I say that in the sense that, as a result, I suppose, of my advocacy and agitation, the previous minister for mental health announced at the estimates process in mid-2014 that there would be a new position added to the Office of the Chief Psychiatrist to roll out the suicide prevention strategy, and in particular the networks. It took 15 months for that position to actually come to fruition—15 months! That was the sort of interest the previous minister had in suicide prevention or mental health at all. 

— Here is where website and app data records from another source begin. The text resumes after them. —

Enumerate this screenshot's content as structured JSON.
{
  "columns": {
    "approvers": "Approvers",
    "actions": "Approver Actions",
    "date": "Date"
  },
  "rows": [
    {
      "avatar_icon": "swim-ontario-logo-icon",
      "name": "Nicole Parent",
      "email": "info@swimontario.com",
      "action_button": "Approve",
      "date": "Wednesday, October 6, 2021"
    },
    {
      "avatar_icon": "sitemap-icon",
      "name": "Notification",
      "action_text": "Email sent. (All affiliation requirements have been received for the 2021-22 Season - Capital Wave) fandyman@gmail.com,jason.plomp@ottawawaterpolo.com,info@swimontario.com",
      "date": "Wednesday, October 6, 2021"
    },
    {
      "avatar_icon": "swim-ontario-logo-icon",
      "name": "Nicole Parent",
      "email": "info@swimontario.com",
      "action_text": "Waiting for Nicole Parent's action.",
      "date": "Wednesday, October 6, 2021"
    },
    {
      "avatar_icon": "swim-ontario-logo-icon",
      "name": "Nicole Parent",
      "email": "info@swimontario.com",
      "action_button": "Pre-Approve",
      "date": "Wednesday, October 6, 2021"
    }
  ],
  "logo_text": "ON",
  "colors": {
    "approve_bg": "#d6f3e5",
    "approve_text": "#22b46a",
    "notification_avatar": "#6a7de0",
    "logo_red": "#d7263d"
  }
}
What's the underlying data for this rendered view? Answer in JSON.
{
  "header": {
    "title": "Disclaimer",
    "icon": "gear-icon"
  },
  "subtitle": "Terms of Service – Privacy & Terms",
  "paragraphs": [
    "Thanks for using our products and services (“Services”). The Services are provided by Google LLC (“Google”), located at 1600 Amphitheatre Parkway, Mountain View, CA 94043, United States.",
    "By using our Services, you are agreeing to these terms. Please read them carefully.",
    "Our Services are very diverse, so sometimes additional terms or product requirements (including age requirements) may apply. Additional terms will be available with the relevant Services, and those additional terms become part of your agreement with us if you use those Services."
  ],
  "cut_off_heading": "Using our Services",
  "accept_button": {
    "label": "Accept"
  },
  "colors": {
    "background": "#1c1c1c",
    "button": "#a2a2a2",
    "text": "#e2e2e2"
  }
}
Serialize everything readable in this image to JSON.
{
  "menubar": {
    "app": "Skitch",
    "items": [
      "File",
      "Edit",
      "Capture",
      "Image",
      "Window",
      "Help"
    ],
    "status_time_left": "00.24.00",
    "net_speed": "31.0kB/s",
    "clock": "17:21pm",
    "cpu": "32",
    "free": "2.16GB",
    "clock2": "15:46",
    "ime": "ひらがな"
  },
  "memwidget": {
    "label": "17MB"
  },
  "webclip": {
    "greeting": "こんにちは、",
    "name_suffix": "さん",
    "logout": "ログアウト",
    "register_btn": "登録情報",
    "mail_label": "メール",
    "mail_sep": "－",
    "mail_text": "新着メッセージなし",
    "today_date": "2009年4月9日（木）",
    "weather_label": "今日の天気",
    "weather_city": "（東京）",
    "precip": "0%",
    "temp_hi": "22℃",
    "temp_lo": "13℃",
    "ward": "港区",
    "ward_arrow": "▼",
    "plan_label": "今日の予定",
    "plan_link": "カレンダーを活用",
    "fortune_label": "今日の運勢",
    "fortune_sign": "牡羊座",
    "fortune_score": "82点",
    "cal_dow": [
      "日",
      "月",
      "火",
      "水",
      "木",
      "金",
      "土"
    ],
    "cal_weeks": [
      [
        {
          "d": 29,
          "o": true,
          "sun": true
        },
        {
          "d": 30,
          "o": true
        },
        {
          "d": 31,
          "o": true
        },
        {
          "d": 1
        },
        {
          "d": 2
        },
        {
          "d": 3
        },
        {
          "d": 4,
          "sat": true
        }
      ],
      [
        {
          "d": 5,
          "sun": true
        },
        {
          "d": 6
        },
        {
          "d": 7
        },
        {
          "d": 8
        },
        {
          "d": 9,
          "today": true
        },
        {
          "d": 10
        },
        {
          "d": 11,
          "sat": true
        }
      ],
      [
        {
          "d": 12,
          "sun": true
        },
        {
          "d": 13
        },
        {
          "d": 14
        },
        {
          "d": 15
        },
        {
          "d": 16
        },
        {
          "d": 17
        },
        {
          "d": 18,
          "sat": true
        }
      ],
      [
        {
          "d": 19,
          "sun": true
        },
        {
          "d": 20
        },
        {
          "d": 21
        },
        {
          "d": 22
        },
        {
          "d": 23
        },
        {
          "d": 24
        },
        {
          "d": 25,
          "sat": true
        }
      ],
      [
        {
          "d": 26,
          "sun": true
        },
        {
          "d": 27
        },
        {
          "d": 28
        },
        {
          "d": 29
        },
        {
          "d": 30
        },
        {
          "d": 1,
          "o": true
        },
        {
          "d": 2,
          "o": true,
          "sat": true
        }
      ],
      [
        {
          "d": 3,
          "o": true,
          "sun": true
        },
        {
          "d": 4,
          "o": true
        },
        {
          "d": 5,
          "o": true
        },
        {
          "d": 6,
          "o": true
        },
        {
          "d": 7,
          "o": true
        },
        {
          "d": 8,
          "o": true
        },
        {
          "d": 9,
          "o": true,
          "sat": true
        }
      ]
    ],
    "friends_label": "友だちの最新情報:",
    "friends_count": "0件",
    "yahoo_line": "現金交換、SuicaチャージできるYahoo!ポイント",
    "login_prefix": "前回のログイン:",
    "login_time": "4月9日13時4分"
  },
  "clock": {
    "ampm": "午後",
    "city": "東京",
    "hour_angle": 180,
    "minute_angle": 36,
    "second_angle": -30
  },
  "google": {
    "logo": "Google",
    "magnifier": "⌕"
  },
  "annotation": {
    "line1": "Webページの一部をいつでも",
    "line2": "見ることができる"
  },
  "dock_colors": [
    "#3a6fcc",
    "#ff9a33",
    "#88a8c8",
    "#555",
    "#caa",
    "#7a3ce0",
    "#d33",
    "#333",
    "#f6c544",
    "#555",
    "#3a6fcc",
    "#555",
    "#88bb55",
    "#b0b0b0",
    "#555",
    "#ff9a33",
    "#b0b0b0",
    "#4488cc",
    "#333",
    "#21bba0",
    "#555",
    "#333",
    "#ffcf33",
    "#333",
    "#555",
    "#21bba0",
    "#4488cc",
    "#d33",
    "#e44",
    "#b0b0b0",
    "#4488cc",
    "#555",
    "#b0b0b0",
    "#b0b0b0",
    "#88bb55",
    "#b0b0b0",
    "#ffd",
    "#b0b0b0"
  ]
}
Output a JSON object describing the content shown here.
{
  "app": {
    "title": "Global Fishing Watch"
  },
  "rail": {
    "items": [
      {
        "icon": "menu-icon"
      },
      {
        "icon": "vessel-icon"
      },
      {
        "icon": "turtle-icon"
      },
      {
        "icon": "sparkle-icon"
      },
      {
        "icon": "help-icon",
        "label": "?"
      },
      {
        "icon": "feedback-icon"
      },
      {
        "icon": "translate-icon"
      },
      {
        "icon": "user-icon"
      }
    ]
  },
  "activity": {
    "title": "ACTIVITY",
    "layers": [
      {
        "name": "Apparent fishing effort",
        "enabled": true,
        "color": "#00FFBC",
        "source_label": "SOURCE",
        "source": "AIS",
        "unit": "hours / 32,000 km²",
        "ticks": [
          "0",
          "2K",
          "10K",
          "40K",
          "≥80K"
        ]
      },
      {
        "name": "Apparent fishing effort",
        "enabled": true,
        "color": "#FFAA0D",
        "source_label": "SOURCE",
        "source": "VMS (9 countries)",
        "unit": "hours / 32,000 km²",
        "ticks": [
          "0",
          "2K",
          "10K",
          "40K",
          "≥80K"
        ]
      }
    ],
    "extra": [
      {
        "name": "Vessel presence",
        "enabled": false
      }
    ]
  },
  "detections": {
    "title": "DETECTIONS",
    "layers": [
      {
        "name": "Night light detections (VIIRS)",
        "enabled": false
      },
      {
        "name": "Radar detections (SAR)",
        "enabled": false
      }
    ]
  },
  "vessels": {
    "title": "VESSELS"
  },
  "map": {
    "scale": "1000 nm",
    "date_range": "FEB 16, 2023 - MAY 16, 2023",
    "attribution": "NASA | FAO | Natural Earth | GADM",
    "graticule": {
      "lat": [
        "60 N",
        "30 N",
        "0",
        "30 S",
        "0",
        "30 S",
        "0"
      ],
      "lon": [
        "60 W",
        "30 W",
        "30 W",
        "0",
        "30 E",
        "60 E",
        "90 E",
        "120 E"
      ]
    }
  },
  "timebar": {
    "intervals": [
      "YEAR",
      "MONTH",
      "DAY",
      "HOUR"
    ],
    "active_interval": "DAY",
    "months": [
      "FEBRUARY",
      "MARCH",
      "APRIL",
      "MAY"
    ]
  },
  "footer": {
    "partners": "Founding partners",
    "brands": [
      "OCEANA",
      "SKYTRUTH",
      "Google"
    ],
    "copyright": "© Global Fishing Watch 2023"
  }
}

So, I say to the government: let’s not drop the ball. I am pretty keen and confident that the new minister will not do that, but she also needs to be backed up from within the great resources of the health department. She does not have a budget of her own; it all goes back to the health minister, who previously failed in this area. I do not want to delay the chamber greatly but one of the things, as well as obviously the legislative changes that have been supported by the mental health sector, that I see when moving around this state—particularly there is a greater movement in metropolitan areas—is community awareness about mental health generally but also the threat of suicide to our communities. 

With that there is an extraordinary willingness from unlikely sources within the community, whether they be sporting clubs, service clubs, church groups or a range of organisations that have not necessarily had as their core focus anything to do with health or mental health, or particularly suicide, who are now saying, ‘We actually want to be involved in combating this in the community.’ A lot of the work that they do does not cost anything—it costs in voluntary time but it does not cost the coffers of the government and the health department anything. What they do require is a bit of moral support on the ground for the work they do. I have given a lot of that moral support to particularly the suicide prevention networks and I have given it to other organisations in the general mental health field and also particularly to those who assist the families of people bereaved by suicide. 

However, I have not yet seen a great deal of effort on her behalf in that field, and I trust that we will because she has had some other matters to deal with. What I have not seen from any member of the government, the cabinet particularly, is that effort to go out and support on the ground those people who are doing that voluntary work. They are looking for it; they are looking for confirmation, some affirmation of the effort they are making. They get it from me, but I humbly say to the government that they are looking for someone from government to give them that support as well, and it has been extraordinarily absent. 

I must qualify that by saying that some of my greatest supporters in the work I do in suicide prevention have been from the Labor Party. I must say that I get great support in that area right across the parliament, but I am still just a bit gobsmacked that there is not more of that effort on the ground. I get emails every week, sometimes more than once a week, from the groups that are having activities in this field right around the state. We need more of them, and we will get more of them as the Office of the Chief Psychiatrist gets the time and effort to help get them established, but every week I get that. I cannot go to them all. I keep in contact with them and I go to them when I can, but I do not see any of that physical attendance or support from senior levels of government, so I urge government members to continue to put pressure on the government to make sure that that is changed. 

In conclusion, I thought I might just leave honourable members with some statistics from the National Mental Health Commission which highlight just how vital the delivery of effective mental health services is to all South Australians. That is, 45 per cent of Australians aged 16 to 85, which equates to approximately 7.3 million people, experience some kind of mental disorder during their life. In 2013-14, one in five Australians experienced symptoms of mental health issues. The need for more support, more resources and more effective policy, and as I have just said, more demonstration by feet on the ground, by physical presence at events from all levels of government, from all parties. It cannot be clearer. I am certainly happy to support the second reading.